There’s a lengthy Q&A with Egyptian novelist Sonallah Ibrahim in Banipal 43, which just arrived at my PO box. The wide-ranging interview, conducted by AUC history professor Camilo Gomez-Rivas, opens with politics, but meanders interestingly through Ibrahim’s inspirations and creative process.
Gomez-Rivas asked Ibrahim if there wasn’t a “creative dimension” to taboos, a way in which they spur the creative process because one must write creatively to evade them. Perhaps, Ibrahim said. But really, no.

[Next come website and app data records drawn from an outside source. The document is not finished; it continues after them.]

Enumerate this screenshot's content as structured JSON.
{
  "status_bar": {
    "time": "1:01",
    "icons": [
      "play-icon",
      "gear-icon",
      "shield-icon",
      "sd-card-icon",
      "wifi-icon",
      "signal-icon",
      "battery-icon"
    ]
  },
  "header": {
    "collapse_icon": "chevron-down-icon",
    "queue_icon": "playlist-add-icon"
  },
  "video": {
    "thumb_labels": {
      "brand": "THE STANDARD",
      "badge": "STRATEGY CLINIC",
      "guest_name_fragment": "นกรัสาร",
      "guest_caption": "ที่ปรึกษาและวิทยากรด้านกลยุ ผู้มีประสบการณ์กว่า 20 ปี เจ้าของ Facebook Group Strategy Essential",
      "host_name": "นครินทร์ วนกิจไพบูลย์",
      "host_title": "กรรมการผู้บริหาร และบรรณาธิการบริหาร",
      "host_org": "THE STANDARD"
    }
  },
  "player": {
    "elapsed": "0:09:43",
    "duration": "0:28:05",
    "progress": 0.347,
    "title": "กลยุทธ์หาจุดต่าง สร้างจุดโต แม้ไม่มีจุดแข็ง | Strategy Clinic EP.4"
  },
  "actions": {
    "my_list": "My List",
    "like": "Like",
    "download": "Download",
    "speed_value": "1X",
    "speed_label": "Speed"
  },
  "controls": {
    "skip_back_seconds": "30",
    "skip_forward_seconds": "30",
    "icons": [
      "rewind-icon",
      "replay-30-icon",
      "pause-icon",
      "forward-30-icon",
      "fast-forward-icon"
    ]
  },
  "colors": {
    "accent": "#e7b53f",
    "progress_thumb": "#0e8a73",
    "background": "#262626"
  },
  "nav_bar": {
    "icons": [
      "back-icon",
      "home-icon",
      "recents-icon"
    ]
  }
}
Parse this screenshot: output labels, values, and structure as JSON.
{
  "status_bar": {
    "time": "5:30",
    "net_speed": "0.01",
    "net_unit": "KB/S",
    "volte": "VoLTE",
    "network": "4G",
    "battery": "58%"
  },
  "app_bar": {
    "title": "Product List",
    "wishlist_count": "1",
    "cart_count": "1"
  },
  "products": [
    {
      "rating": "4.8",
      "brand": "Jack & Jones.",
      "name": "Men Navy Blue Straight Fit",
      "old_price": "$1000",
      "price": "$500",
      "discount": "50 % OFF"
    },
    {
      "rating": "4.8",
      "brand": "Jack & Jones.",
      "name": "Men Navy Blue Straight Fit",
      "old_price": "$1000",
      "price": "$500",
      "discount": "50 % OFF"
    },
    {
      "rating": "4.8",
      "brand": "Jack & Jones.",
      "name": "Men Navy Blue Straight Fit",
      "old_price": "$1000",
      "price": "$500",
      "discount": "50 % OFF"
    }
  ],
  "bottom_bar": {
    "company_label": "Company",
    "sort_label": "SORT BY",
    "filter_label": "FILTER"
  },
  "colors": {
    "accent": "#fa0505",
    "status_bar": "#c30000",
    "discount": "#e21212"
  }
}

For example, you can describe sexual intercourse in all sorts of ways and play with words and feel like you’ve sidestepped the taboo through symbolism and generalizations. That’s fine but there is something more powerful and beautiful than that — a precise and direct portrayal of intercourse. I’m not talking about pornography, of course not; I’m talking about a precise description of the act. This is very useful, very rich; it cannot be dispensed with.
Gomez-Rivas went on to ask Ibrahim about the evolution of his writing technique. To illustrate the origins of his process, Ibrahim went back to the second book he wrote, The August Star. Ibrahim wanted to write about the high dam, he said, “and for this novel I formulated a plan.”
I wanted to write about the high dam, in Aswan. I went there and stayed for three months during its construction. Every day I met people and went places. My idea was that I was in this place and everything that happened there, all of it, will be in the novel. For example, what I heard on the radio — songs, news — what I read in the paper, what happened to me during the day, the people I met and talked to, how the work developed, the kinds of tools that were used, the kinds of processes used to complete the construction, for which there was a certain rhythm of digging followed by a series of actions. Then there were all the things from the past that these things brought back to my mind and the dreams I had at night. I wanted to make the novel out of all of this and I think this approach has stayed with me until now, with some changes in the precision of observation, understanding the psychology of people , changes in awareness and in technical ability, such as how to describe an object or an event — I got better at this with time. But my point of departure is still what I hear and see and what I remember and think; that’s what is fundamental.
In a discussion of his book Beirut, Beirut, which is being translated now for publication with Bloomsbury-Qatar, Ibrahim said also, “I lived there for months, a short while before the  Israeli invasion. There was a truce and I met with people and recorded everything I could.”
He also says a number of interesting things about the nature of the Arab reading public, the differences between a novelist and a journalist, relays a telling anecdote about Anton Chekhov (telling about Ibrahim more than Chekhov), talks about why the position of Arabic poetry is “undermined”, and tells of how he read Le Figaro in prison.
Marcia Lynx Qualey/Arablit